ACTIVITY:
Scan the records below. Copy every line in which the word "jockey" appears.

━━━━━━━━━━━━━━━━━━━━━━━━━━━━━━

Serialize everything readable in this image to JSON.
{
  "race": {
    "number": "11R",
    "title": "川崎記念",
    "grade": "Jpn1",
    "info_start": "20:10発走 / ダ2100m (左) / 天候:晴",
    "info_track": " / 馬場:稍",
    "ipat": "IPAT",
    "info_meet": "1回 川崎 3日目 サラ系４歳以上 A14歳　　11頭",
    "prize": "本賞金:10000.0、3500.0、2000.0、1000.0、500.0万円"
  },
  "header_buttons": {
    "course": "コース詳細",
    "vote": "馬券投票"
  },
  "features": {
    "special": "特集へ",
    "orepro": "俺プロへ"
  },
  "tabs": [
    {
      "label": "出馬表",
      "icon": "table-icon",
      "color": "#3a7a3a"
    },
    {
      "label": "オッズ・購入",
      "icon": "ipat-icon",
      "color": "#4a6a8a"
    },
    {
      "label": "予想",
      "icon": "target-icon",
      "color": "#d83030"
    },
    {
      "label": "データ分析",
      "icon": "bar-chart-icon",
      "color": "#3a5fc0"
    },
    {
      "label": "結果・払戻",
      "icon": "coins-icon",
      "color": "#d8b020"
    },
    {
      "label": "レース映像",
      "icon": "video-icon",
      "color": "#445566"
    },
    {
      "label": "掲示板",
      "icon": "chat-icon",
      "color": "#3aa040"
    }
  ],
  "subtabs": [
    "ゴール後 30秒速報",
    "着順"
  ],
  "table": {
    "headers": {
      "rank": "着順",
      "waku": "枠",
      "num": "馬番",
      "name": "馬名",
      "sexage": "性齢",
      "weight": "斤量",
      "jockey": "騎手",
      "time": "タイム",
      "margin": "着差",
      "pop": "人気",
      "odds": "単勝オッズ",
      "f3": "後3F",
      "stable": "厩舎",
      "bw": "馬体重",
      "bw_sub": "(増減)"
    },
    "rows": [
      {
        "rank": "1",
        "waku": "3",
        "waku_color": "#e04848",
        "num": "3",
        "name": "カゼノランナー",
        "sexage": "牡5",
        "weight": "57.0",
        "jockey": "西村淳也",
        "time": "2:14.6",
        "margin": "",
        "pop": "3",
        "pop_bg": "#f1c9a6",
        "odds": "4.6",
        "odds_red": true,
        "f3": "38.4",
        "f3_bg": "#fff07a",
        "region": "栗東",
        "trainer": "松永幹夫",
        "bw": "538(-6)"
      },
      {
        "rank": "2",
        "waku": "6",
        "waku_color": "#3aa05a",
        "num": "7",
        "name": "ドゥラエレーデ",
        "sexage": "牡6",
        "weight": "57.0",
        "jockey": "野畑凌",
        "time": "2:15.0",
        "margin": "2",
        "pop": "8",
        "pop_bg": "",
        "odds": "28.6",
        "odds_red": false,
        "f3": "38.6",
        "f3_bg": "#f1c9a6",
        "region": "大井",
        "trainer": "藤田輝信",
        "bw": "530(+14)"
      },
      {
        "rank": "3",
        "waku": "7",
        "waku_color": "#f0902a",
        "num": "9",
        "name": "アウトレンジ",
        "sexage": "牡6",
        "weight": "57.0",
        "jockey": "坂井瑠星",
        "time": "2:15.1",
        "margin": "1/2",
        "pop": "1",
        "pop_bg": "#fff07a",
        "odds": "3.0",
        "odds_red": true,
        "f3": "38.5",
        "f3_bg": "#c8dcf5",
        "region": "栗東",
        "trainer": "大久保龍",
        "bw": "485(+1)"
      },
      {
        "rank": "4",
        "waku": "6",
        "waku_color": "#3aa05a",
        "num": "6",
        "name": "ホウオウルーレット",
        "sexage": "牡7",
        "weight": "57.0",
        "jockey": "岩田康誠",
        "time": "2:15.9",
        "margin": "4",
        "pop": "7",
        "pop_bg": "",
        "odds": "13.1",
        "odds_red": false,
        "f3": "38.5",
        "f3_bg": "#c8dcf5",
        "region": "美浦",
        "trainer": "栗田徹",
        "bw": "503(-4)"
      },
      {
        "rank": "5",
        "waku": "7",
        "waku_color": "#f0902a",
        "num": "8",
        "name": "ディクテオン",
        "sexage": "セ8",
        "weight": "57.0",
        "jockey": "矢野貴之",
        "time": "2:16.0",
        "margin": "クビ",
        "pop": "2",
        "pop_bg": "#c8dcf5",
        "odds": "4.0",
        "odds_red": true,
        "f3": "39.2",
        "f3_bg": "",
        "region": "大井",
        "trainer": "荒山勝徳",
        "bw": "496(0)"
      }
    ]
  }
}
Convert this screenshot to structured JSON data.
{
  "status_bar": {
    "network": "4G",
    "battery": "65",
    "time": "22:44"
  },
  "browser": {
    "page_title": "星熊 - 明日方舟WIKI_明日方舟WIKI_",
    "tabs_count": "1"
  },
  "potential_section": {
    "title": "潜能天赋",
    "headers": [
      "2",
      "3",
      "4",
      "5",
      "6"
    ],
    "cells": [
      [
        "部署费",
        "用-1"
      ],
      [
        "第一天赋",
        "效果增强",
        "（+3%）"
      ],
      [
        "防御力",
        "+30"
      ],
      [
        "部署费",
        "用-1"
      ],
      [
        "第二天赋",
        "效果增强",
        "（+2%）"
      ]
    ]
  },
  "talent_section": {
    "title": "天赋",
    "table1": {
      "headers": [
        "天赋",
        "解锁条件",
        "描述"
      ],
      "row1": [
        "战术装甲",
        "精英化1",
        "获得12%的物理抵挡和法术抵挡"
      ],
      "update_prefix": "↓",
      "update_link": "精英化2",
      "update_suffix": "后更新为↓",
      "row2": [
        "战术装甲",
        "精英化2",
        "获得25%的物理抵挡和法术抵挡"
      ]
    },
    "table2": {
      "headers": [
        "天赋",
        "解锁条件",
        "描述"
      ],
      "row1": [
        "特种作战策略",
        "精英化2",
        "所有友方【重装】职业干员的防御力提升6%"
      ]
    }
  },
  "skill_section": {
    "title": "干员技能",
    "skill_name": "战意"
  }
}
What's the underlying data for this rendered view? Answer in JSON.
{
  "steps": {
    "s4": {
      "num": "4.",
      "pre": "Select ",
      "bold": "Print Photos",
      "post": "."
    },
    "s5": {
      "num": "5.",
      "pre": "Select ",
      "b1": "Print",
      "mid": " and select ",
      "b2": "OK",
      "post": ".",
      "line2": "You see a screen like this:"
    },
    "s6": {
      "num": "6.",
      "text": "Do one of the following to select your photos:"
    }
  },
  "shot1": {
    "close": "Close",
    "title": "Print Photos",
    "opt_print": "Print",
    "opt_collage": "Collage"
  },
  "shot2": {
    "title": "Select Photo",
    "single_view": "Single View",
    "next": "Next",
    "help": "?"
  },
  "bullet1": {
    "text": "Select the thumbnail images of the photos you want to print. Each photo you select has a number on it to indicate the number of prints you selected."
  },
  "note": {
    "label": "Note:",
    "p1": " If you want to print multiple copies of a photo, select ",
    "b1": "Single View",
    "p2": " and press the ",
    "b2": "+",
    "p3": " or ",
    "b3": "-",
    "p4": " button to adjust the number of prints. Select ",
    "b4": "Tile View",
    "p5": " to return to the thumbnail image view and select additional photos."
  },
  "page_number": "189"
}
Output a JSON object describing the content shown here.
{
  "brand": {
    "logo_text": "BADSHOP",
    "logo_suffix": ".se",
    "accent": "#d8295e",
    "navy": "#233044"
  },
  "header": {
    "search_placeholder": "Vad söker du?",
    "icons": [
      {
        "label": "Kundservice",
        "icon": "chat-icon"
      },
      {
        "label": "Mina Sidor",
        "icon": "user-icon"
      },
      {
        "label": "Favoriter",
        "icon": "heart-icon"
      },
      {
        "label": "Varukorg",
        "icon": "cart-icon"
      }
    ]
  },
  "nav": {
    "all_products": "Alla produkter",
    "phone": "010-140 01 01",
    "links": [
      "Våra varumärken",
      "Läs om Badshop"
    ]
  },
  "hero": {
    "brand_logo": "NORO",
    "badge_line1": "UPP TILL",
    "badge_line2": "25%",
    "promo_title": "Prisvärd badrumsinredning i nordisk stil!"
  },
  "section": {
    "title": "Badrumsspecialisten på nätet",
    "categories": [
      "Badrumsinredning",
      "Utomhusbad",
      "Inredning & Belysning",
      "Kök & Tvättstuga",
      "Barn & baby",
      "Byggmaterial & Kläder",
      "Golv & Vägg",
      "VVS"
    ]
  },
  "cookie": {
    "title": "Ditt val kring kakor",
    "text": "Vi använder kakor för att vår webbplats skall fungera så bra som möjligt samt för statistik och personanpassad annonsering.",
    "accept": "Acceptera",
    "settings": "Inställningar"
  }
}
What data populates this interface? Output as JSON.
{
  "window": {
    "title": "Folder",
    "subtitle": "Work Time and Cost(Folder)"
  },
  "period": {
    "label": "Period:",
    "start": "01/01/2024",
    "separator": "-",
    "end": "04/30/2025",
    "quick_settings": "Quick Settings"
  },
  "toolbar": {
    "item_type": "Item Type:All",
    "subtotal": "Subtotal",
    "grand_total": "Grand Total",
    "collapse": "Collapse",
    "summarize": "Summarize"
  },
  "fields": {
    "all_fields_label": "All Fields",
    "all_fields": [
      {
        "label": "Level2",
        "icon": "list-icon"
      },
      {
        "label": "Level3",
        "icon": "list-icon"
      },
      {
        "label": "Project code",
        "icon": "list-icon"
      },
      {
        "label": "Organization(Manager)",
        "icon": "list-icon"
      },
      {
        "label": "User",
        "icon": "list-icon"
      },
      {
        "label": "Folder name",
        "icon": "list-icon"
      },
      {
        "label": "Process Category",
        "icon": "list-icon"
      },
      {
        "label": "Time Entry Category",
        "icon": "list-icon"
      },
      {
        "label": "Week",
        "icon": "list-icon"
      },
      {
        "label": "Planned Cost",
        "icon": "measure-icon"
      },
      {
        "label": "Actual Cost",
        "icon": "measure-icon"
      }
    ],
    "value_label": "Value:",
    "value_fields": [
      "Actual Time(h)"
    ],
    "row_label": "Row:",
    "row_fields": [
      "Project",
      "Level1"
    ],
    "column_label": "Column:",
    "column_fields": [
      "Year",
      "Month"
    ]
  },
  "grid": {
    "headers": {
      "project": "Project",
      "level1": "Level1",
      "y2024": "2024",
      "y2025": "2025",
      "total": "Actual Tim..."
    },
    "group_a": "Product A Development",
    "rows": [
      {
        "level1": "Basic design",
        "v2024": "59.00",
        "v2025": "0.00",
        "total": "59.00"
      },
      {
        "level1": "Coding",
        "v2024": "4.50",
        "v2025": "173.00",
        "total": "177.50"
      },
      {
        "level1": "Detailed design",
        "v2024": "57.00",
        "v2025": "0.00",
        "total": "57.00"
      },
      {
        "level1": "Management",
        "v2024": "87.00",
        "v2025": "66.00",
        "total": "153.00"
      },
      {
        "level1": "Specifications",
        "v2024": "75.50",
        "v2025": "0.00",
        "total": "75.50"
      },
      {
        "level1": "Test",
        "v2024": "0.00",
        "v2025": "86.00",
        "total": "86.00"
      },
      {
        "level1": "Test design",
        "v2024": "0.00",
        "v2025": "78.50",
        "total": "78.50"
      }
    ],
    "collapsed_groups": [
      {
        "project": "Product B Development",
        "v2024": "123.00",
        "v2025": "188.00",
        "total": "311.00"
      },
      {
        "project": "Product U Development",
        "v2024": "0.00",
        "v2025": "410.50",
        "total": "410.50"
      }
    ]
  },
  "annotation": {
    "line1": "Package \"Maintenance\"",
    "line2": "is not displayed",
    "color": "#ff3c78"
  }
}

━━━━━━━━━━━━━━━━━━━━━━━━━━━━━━

EXERCISE OUTPUT:
      "jockey": "騎手",
        "jockey": "西村淳也",
        "jockey": "野畑凌",
        "jockey": "坂井瑠星",
        "jockey": "岩田康誠",
        "jockey": "矢野貴之",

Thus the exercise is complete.